As Appeared in The June 2009 Middle American News
Homosexual victims of violence would gain new federal protections under a revived and expanded “hate crimes” bill passed on April 29 by the U.S. House of Representatives on a 249-175 vote. The legislation— attacked by Rep. Lamar Smith, R-Texas, as “dividing America” by singling out a special group for protection— provides a financial bonanza to state and local authorities, with grants for investigation and prosecution of “hate crimes.”
The bill, which adds protections based on sexual orientation, gender, gender identity and disability, is now pending before the U.S. Senate. The change is a radical and unwise one. Current law only permits federal prosecutions against crimes based on race, religion, color or national origin – and only when victims are engaged in federally protected activity such as voting.
President Barack Obama crows that “we’ve begun the work off remaking America” – and no doubt that’s why he supports this legislation which essentially makes it illegal to think certain things. If someone kills or rapes somebody, he should be prosecuted for murder or rape. What that person may have been thinking in the commission of such a crime is irrelevant.

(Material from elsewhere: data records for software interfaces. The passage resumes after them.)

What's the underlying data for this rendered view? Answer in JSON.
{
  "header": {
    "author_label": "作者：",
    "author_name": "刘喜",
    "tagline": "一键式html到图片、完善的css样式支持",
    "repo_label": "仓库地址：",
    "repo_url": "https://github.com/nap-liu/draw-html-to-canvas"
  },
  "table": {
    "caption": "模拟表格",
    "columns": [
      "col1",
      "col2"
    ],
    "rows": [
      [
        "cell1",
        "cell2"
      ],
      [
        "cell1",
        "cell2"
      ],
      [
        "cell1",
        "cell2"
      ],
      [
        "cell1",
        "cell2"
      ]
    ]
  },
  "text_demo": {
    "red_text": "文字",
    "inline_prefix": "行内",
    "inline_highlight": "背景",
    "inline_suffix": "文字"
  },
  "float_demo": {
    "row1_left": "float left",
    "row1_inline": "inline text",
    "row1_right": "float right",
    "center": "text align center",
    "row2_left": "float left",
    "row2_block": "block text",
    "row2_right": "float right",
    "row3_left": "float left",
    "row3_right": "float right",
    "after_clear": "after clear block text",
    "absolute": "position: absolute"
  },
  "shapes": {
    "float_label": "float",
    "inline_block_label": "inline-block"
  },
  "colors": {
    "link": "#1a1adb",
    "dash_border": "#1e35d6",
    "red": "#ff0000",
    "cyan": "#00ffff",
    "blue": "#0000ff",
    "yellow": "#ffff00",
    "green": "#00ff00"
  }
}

The bill is named for Matthew Shepard, a homosexual who was beaten to death in Wyoming in 1998. The homosexual rights lobby used this case to launch a national public relations campaign to establish new “hate crimes”— yet ironically the Shepard case serves to underscore why this “hate crimes” bill is unnecessary. Shepard’s attackers were successfully prosecuted without homosexuals being designated as a protected class.

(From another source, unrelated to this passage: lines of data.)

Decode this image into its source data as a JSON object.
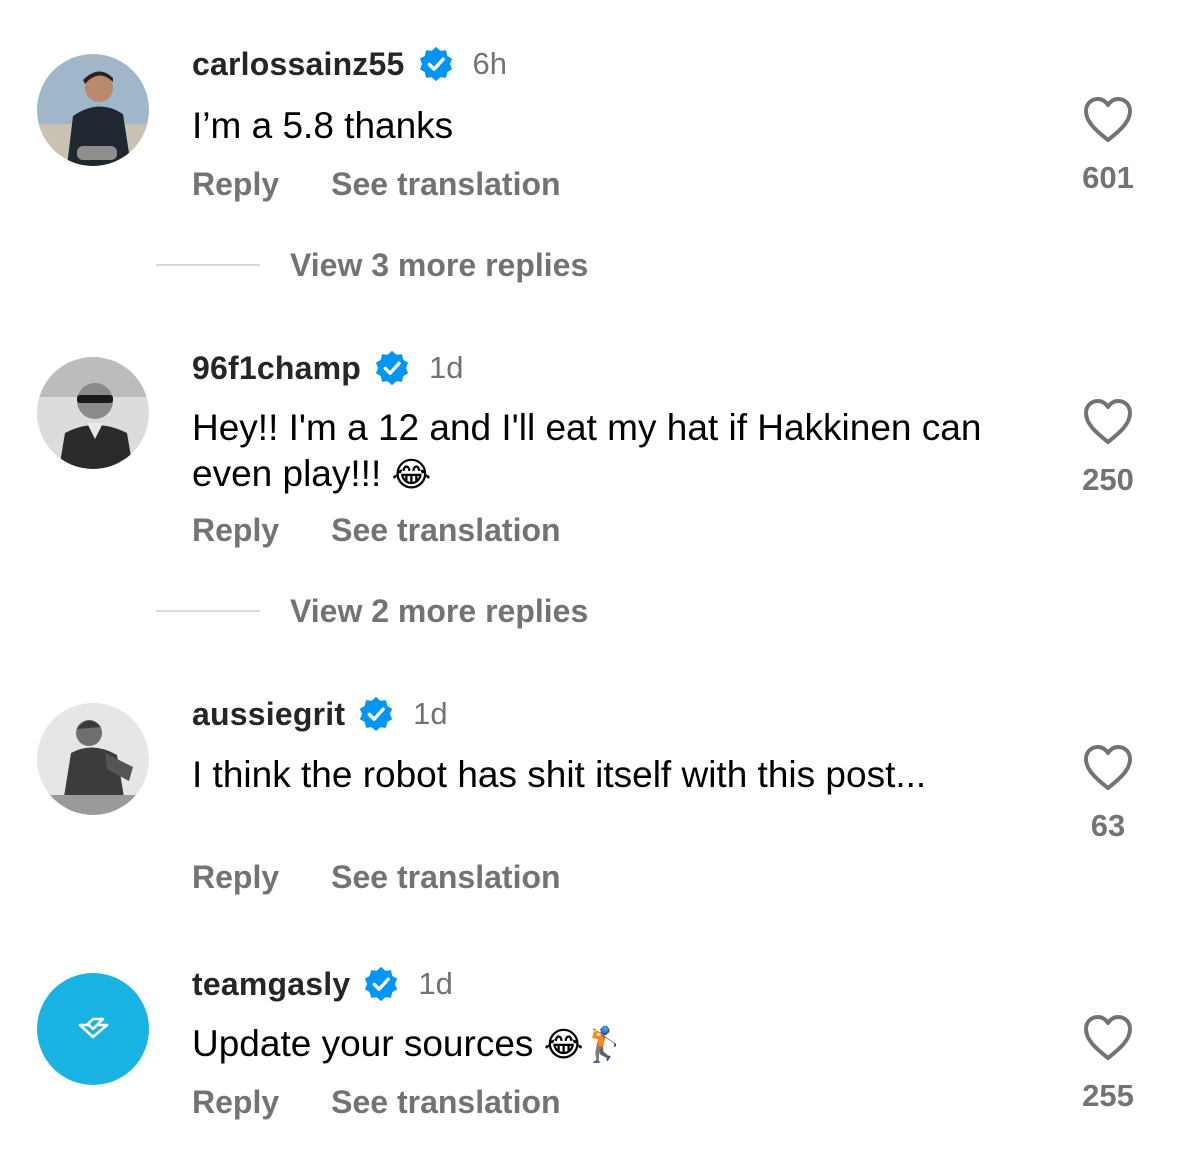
{
  "comments": [
    {
      "username": "carlossainz55",
      "time": "6h",
      "text": "I’m a 5.8 thanks",
      "reply_label": "Reply",
      "translate_label": "See translation",
      "likes": "601",
      "view_more": "View 3 more replies"
    },
    {
      "username": "96f1champ",
      "time": "1d",
      "text": "Hey!! I'm a 12 and I'll eat my hat if Hakkinen can even play!!!",
      "emoji": "😂",
      "reply_label": "Reply",
      "translate_label": "See translation",
      "likes": "250",
      "view_more": "View 2 more replies"
    },
    {
      "username": "aussiegrit",
      "time": "1d",
      "text": "I think the robot has shit itself with this post...",
      "reply_label": "Reply",
      "translate_label": "See translation",
      "likes": "63"
    },
    {
      "username": "teamgasly",
      "time": "1d",
      "text": "Update your sources",
      "emoji": "😂🏌",
      "reply_label": "Reply",
      "translate_label": "See translation",
      "likes": "255"
    }
  ],
  "colors": {
    "verified": "#0095f6",
    "muted": "#737373",
    "teamgasly_avatar": "#18b3e3"
  },
  "icons": {
    "verified": "verified-badge-icon",
    "like": "heart-outline-icon"
  }
}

Proponents seek to add “gender identity” to current law because they claim these crimes have rising in recent years. But the FBI reports that such attacks have remained constant – between 7,000 and 9,000 a year nationwide— since 1992. By the way, there are many cases of homosexuals attacking, abusing and killing straight males, especially young boys, but the gay rights lobby and their media allies could care less about that,
Republicans in the House did an admirable job of fighting back, but they couldn’t bring enough Democrats over to their side to block the bill. (House GOP leader John Boehner, R-Ohio, said the bill makes him “want to throw up.”)
Perhaps a recent Washington Times editorial puts this legislative fight in proper perspective:
“ (T)he motivation isn’t about punishing crime as much as it is about controlling certain thoughts and views. Once homosexuals become a special class protected by hate-crime legislation, the back door is open to prosecuting those who speak out against homosexuality and same-sex marriage. (The) House vote was really about creating thought crimes to further the liberal agenda.”